Snapchat is safe, as long as users are being kind and respectful online. However, the app has potential to be harmful for users under 18 year of age because the snaps are quickly deleted. This makes it almost impossible for parents to monitor what their child is doing within the application. As a result of this self-destructing feature children can fall into the trap of thinking that their snaps aren't permanent and tend to send snaps without thinking of the consequences.
This self-destructing feature is particularly relevant to the issue of ‘nudes’ and explicit images. Because snaps disappear automatically, Snapchat tends to be the application of choice for young individuals wishing to send explicit images. The self-destructing nature of snaps encourages children to believe their explicit images cannot be saved. Children, as a consequence, may more readily self-generate explicit images because they are under the impression it is safer to do so on Snapchat. This is not the case - while Snapchat does notify users if their snap is screenshotted, many users take photographs of a snap from another device in order to deceive the sender into thinking their image has not been saved. This is a way many children avoid sending a ‘Screenshotted’ notification to other users, and a way that many users save nudes non-consensually.

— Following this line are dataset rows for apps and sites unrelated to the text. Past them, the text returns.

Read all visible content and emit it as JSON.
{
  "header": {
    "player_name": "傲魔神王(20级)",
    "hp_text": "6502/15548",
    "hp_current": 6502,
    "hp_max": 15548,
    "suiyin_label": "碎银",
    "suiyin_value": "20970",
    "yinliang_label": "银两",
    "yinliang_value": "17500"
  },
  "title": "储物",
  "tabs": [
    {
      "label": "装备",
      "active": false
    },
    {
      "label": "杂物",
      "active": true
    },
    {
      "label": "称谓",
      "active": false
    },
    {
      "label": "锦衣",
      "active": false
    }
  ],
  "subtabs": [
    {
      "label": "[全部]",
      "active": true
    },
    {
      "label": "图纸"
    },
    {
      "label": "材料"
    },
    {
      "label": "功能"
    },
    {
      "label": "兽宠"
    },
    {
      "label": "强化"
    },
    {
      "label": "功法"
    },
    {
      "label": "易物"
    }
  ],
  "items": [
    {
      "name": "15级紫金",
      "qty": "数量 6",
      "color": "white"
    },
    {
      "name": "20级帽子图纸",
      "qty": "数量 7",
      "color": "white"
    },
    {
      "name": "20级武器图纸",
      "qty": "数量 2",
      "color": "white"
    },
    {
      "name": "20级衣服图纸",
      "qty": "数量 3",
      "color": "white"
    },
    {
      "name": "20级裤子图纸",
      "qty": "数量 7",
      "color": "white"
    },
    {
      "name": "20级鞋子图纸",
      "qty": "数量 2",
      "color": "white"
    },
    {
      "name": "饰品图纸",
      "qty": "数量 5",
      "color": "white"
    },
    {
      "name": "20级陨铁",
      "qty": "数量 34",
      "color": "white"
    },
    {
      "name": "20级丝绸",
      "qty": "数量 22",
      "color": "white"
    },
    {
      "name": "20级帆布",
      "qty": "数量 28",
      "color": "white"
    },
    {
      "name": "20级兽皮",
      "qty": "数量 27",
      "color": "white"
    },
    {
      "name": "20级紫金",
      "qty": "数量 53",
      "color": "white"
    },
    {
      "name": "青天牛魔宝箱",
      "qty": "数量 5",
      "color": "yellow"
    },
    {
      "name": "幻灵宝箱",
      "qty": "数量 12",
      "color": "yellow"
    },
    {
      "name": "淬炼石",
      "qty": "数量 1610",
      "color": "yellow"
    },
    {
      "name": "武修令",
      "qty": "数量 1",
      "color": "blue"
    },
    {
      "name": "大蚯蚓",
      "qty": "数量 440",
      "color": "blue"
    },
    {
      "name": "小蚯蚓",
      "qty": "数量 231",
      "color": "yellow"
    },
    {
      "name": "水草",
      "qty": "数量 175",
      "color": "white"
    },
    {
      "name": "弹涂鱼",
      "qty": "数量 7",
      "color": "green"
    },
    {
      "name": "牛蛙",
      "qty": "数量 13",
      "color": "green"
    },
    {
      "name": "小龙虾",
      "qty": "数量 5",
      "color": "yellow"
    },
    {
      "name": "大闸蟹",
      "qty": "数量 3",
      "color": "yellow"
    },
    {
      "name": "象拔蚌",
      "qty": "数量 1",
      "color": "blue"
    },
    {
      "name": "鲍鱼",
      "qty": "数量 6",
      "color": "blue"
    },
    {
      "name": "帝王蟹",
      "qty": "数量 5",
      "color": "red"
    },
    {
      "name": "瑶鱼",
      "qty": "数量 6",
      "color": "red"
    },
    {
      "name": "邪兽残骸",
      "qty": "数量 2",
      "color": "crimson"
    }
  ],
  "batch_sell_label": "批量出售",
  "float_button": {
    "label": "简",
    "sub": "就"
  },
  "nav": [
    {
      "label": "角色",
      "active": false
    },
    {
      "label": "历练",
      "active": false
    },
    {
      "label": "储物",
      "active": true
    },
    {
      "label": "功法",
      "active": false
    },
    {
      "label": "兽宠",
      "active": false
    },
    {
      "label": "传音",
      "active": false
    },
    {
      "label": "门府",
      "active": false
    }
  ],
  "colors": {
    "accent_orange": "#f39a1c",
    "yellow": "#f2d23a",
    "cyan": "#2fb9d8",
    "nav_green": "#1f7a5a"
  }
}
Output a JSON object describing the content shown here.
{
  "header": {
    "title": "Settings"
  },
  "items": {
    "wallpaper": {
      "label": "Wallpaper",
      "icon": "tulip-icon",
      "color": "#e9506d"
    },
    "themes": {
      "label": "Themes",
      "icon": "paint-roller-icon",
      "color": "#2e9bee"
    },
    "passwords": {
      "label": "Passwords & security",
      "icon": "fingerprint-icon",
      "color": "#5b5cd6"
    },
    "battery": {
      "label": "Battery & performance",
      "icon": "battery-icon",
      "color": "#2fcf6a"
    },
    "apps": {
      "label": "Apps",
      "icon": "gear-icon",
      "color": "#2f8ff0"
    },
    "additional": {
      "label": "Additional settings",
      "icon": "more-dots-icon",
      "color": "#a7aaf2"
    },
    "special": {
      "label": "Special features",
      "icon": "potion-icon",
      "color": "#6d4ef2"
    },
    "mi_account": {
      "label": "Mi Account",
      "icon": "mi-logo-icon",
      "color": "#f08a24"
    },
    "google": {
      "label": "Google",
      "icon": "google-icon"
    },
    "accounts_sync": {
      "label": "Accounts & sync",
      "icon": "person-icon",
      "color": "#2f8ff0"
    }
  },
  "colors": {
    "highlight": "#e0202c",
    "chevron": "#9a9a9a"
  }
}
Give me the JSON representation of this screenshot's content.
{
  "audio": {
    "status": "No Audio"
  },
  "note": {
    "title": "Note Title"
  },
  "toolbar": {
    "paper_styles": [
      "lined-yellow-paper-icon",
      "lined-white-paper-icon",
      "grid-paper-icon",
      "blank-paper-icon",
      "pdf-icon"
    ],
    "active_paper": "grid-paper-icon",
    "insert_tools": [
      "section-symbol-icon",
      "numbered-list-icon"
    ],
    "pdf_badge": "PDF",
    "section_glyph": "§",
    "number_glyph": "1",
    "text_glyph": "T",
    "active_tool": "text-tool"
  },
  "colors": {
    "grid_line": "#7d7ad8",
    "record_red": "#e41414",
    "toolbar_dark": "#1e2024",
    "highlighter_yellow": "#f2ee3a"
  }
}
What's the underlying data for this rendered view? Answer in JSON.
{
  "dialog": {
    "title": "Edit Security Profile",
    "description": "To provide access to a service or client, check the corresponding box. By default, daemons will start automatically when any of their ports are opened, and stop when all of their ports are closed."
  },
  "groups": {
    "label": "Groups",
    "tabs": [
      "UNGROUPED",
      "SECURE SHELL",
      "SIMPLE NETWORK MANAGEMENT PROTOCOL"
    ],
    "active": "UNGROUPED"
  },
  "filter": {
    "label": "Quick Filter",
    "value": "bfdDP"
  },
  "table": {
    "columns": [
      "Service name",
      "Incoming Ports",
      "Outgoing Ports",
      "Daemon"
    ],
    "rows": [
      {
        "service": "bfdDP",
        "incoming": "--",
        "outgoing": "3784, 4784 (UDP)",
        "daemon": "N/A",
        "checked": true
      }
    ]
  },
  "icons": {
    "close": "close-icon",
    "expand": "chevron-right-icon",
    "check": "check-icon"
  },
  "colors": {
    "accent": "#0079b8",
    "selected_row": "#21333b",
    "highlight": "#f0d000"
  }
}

The consequences of Snapchat’s self-destructing image feature can be serious as, for many children, it encourages this type of behaviour.